I was not baptized in that church. That event took place in South Dakota when I was just three months old. But I grew up there. I earned a lapel pin for “perfect” Sunday School attendance ten years running, participated in all of the youth programs, was a fixture in the choirs, and began serving as a pianist at the age of eleven. I was confirmed and married BigBob there. My children were baptized and my father’s memorial service was conducted in the sanctuary that was remodeled in 1978. For many years, I was a part-time staff member, serving as choir accompanist, handbell director, and organist. From my piano or organ bench, I watched numerous couples say “I do” and countless family members dab tears while gazing at a casket parked in the same spot at the front of the sanctuary where brides and grooms stand after traversing the same center aisle.
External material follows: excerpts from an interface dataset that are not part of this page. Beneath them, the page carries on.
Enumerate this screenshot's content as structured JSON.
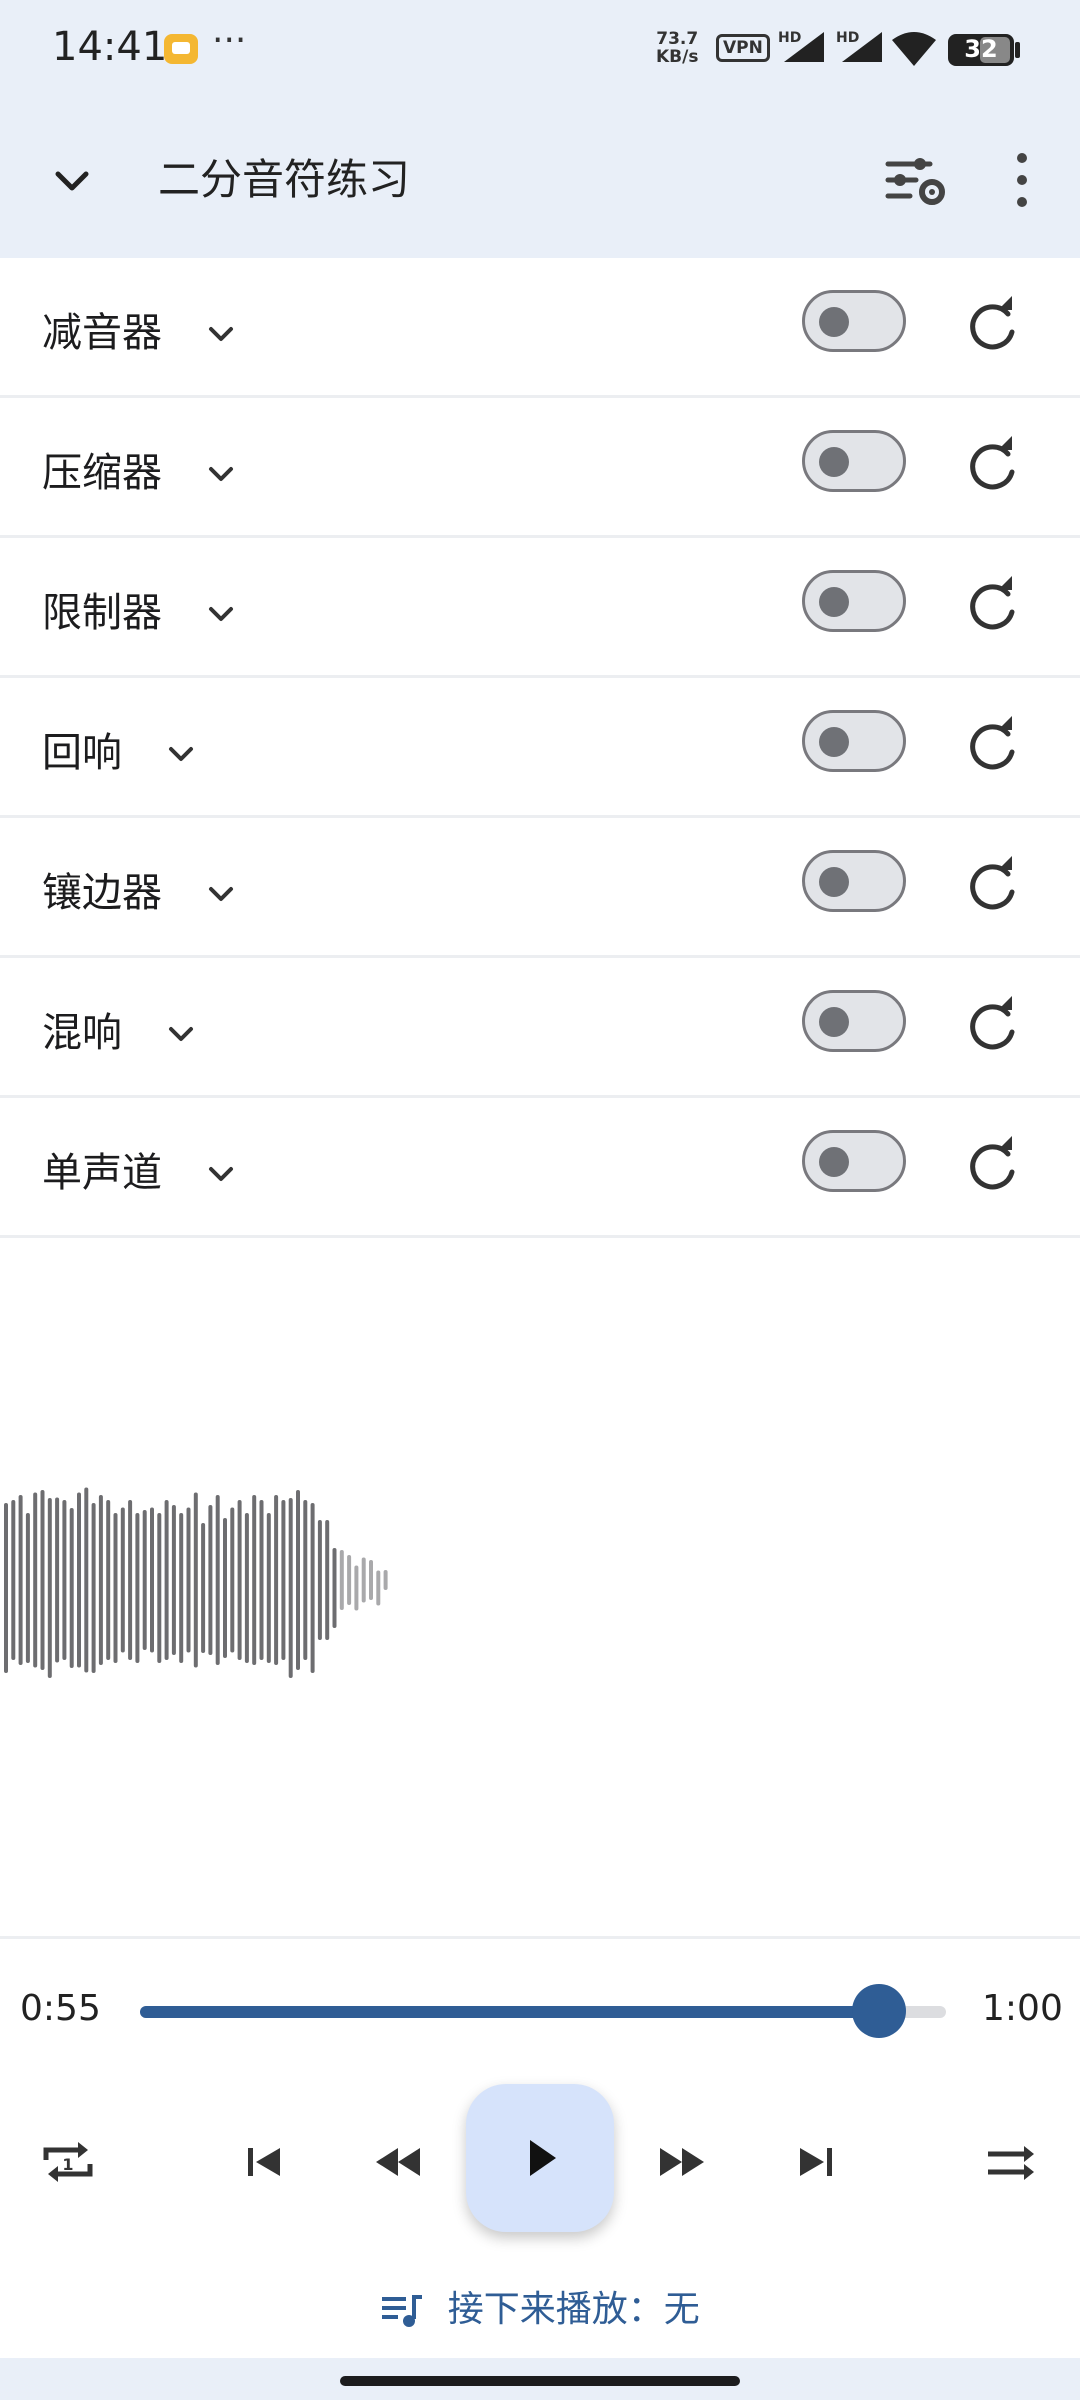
{
  "status_bar": {
    "time": "14:41",
    "speed_value": "73.7",
    "speed_unit": "KB/s",
    "vpn": "VPN",
    "hd1": "HD",
    "hd2": "HD",
    "battery": "32",
    "more": "···"
  },
  "appbar": {
    "title": "二分音符练习"
  },
  "effects": [
    {
      "label": "减音器",
      "enabled": false
    },
    {
      "label": "压缩器",
      "enabled": false
    },
    {
      "label": "限制器",
      "enabled": false
    },
    {
      "label": "回响",
      "enabled": false
    },
    {
      "label": "镶边器",
      "enabled": false
    },
    {
      "label": "混响",
      "enabled": false
    },
    {
      "label": "单声道",
      "enabled": false
    }
  ],
  "player": {
    "current_time": "0:55",
    "total_time": "1:00",
    "progress": 0.917,
    "up_next": "接下来播放：无"
  },
  "colors": {
    "accent": "#2f5d95",
    "header_bg": "#e9eff8",
    "play_bg": "#d6e3fb"
  }
}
Turmoil and upheaval befell the congregation in the mid 1990’s and continued well into this decade. A few pastors came and went, as did a significant number of long-time members, including me. In early 1998, following one conversation with the incoming pastor before he even stepped into the pulpit for the first time, I knew that my affiliation with the church had come to an end. It was traumatic, but I was convicted by the jarring realization that I could neither serve nor worship under that individual’s leadership.
Eventually, we joined another local congregation, primarily because I felt compelled to provide religious education to my children, but that church never felt like “home” — especially when the subject of civil rights was broached. That congregation could best be described as ultra conservative, mired in its own habits, traditions, and narrow world view. As a civil rights attorney, I frequently felt uncomfortable and embarrassed by the behaviors I observed and the words I heard spoken within those walls. And finally, with both children confirmed, as I had some nine years or so earlier vis a vis the church of my childhood, I felt compelled, as a matter of principled conviction, to distance myself from that place and the ideals espoused there. Since then, I’ve been very happily “unchurched.”
But the Christmas Eve candlelight service was always my favorite. I fondly recall spending weeks preparing to lead the congregation in singing the beloved carols. I also sang with and accompanied the choirs, performed with brass quartets specially hired for the occasion, and played a few solo pieces. For the past few years, the Christmas candlelight service has been the sole aspect of church worship that I have missed.
And as Christmas approached this year, I felt tugged back to my childhood congregation — the one I have always thought of as my “home” church — to once again experience the most magical, mysterious, and beautiful worship service of the church year.
But Thomas Wolfe insisted that You Can’t Go Home Again.
To be continued . . .